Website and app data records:
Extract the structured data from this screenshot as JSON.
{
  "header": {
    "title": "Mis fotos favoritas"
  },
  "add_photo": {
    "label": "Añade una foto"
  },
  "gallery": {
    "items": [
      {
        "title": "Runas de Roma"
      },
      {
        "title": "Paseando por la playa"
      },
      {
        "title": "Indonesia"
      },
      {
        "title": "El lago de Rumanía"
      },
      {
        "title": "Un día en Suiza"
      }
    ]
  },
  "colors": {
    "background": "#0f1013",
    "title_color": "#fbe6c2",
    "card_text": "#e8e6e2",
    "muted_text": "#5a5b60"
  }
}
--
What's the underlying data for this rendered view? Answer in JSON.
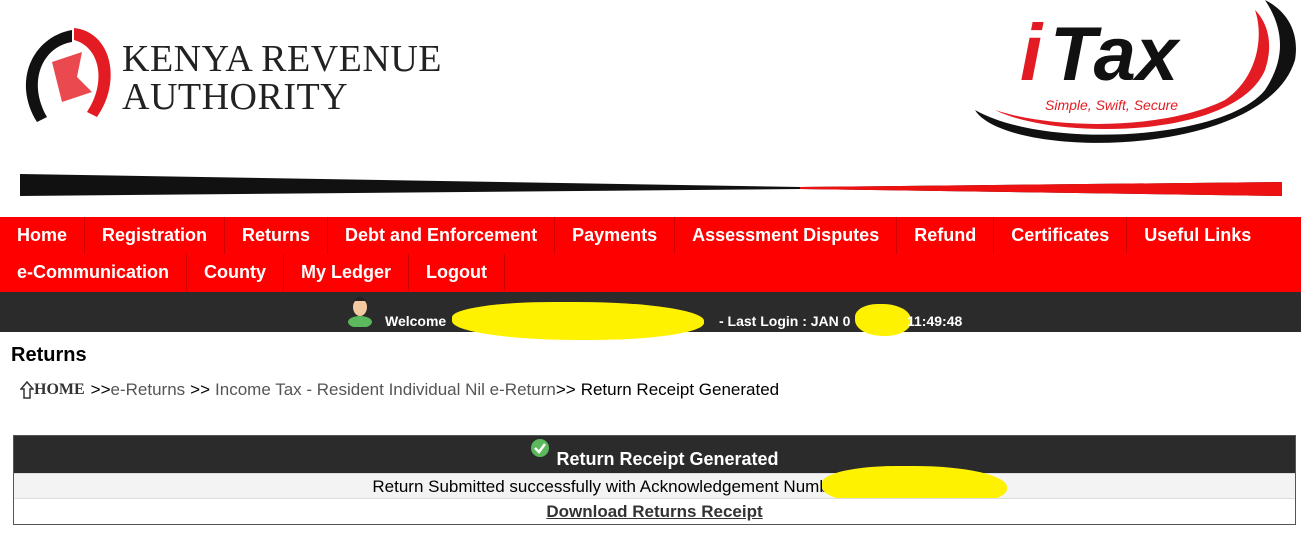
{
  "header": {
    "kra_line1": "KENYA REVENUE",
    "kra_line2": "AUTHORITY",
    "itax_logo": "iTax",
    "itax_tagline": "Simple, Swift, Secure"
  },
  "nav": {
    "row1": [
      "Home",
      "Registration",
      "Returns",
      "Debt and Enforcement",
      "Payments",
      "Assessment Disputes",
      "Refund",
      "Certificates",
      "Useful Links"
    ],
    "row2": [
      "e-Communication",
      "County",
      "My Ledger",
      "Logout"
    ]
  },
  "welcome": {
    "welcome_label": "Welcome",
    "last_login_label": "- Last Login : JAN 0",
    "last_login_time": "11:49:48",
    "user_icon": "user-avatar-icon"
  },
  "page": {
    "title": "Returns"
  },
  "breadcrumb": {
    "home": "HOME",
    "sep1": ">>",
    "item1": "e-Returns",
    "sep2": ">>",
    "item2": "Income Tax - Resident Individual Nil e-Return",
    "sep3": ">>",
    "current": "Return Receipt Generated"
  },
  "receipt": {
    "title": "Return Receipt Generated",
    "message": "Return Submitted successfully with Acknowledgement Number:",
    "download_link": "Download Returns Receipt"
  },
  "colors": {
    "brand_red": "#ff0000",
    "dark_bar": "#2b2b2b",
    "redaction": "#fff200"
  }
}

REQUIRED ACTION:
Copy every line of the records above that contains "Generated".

COMPLETED EXERCISE:
    "current": "Return Receipt Generated"
    "title": "Return Receipt Generated",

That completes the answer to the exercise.